→ **LISTED RECORDS**:
== Segment start ==
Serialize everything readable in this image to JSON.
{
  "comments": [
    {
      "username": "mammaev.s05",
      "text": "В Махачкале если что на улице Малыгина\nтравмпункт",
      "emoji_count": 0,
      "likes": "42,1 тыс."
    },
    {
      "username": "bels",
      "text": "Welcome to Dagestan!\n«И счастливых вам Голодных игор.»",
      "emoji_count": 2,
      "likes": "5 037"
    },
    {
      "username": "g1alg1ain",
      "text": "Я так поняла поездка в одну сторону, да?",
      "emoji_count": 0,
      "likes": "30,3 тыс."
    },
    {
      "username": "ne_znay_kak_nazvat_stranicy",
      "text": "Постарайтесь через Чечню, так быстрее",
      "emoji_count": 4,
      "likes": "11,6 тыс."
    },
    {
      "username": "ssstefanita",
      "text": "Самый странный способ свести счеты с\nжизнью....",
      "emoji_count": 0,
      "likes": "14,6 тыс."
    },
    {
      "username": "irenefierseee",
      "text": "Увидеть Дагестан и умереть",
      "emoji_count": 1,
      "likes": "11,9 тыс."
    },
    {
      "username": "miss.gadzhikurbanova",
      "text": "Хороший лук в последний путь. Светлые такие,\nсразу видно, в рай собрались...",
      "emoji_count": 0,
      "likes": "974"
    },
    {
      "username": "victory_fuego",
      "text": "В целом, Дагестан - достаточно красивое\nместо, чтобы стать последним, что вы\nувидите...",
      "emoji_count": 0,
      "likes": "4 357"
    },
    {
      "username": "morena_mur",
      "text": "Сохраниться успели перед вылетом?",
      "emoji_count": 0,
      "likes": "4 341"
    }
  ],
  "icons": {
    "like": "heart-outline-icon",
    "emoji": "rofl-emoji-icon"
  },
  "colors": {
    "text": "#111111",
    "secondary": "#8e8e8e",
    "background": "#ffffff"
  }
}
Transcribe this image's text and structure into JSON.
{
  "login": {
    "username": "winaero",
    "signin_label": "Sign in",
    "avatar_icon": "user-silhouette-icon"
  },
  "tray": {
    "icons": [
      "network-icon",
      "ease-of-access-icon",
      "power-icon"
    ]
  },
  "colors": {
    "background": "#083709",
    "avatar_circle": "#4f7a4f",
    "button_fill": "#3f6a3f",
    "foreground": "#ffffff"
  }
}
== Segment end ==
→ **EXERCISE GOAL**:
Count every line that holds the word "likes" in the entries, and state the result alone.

→ **FINISHED EXERCISE**:
9